What is needed:
Report each line from the entries in which "this" can be found.
[Extracted entries]
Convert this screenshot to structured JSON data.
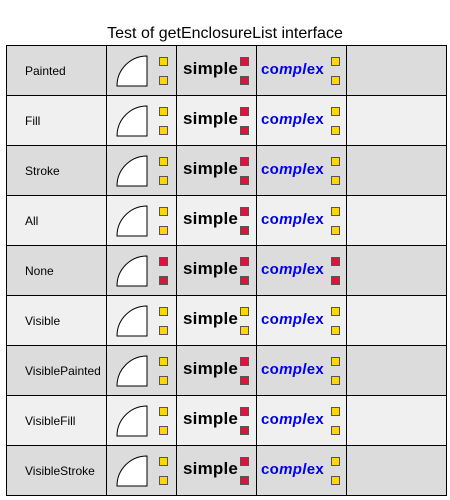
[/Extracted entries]
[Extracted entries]
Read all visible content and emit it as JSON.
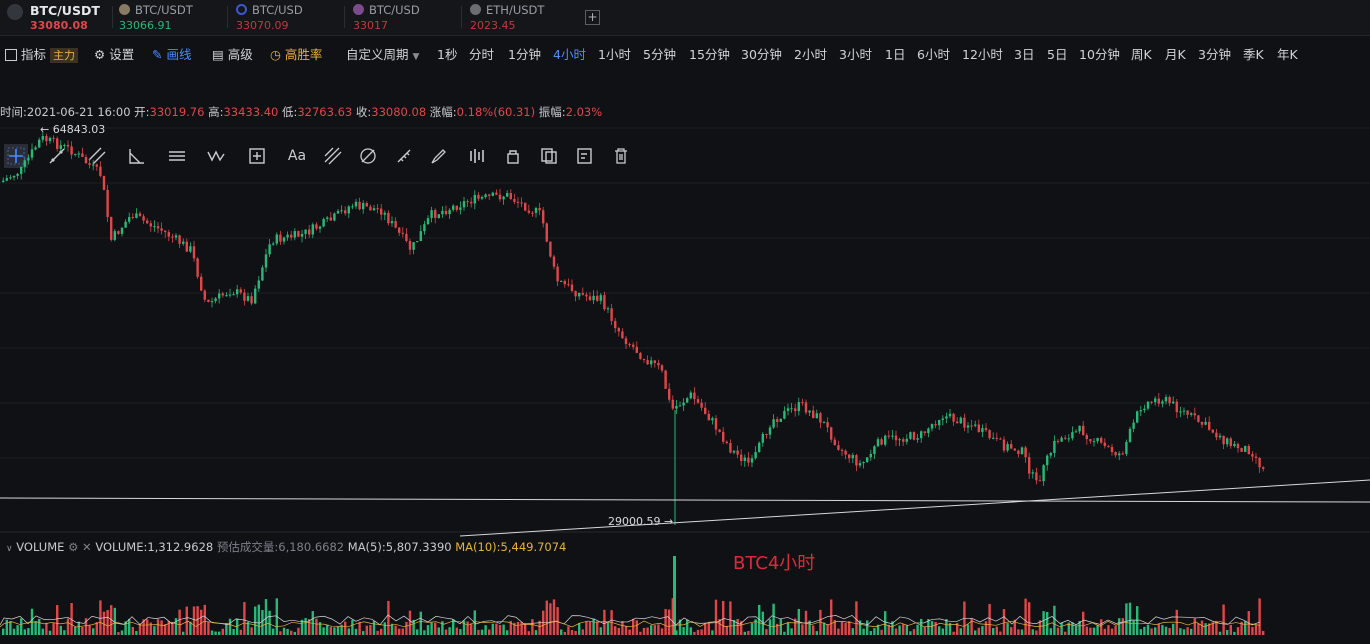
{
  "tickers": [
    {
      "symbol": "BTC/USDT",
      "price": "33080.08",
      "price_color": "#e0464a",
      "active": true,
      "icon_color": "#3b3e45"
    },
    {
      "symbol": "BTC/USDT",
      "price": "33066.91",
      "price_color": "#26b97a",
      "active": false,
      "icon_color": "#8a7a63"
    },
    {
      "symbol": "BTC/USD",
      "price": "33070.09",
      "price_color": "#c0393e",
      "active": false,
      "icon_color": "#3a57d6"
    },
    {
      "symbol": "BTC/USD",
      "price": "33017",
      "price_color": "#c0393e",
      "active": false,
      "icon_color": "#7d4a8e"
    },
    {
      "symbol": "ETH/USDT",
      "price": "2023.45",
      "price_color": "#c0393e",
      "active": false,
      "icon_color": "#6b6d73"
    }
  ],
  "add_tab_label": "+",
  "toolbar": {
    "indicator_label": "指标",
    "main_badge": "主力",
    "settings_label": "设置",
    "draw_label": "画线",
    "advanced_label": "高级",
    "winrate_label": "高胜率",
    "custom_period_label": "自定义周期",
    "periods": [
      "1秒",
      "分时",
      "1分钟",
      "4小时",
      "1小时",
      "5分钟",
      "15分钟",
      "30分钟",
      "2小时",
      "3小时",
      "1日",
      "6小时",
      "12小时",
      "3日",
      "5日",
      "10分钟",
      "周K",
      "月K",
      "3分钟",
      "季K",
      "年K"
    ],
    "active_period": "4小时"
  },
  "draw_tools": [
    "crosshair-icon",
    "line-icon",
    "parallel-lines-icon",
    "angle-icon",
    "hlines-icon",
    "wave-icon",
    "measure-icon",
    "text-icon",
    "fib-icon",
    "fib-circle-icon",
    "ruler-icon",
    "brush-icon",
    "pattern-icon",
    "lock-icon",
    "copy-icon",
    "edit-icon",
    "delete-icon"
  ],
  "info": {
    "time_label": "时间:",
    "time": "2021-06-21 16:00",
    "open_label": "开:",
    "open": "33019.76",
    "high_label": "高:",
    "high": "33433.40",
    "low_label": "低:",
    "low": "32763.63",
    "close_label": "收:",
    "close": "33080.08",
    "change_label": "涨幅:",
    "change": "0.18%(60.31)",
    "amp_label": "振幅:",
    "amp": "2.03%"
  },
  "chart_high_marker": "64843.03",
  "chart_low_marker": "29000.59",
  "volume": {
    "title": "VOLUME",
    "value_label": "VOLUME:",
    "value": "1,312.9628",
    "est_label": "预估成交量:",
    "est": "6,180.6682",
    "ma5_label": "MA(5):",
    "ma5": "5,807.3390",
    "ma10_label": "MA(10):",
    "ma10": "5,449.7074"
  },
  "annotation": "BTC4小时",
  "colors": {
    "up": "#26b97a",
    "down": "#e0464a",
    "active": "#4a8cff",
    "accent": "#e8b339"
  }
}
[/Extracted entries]
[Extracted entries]
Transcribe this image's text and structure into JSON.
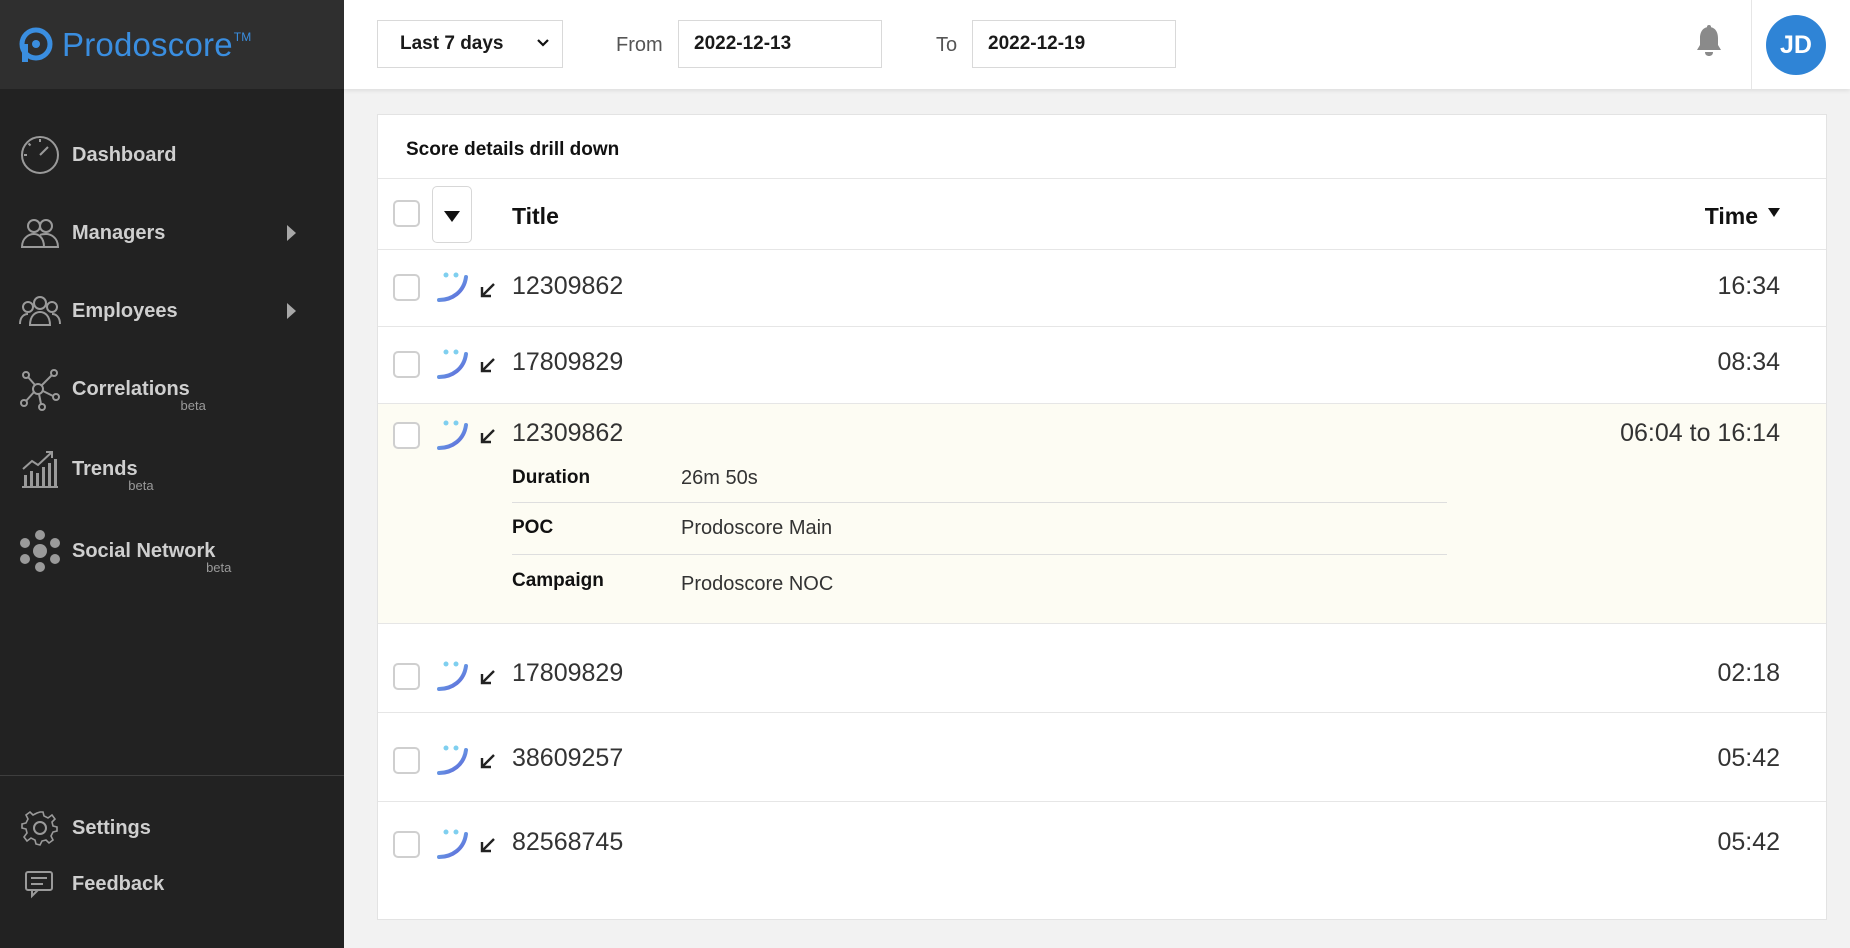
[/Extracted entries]
Written response:
Convert this screenshot to structured JSON data.
Transcribe this image's text and structure into JSON.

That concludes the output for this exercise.